REQUIREMENT - For each line below that contains the string "guests", copy that line.

MATERIAL PROVIDED -

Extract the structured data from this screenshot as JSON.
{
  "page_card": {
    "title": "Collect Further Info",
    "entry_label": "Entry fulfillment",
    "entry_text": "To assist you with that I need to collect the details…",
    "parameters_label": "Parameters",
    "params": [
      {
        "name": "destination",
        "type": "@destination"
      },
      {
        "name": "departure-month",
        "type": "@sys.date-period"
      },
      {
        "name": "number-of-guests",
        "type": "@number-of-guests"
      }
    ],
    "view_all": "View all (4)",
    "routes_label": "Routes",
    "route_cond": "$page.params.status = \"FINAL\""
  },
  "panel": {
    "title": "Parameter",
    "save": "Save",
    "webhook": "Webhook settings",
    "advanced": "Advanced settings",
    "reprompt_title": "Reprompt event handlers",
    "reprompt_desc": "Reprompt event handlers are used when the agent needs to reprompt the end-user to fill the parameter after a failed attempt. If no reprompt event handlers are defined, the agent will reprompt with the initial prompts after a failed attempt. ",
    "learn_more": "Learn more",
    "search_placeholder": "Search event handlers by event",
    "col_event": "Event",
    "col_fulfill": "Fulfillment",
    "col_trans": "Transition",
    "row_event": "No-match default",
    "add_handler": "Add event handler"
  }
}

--

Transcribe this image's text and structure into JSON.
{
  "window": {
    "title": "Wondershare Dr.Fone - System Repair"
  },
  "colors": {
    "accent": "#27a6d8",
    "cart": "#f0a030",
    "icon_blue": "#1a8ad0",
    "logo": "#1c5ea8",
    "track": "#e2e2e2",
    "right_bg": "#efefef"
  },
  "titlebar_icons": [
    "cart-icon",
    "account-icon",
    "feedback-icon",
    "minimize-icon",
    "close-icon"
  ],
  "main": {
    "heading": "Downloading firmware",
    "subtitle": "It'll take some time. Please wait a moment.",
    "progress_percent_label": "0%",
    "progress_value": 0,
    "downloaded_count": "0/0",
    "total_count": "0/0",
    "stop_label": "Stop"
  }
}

TASK OUTPUT -
        "name": "number-of-guests",
        "type": "@number-of-guests"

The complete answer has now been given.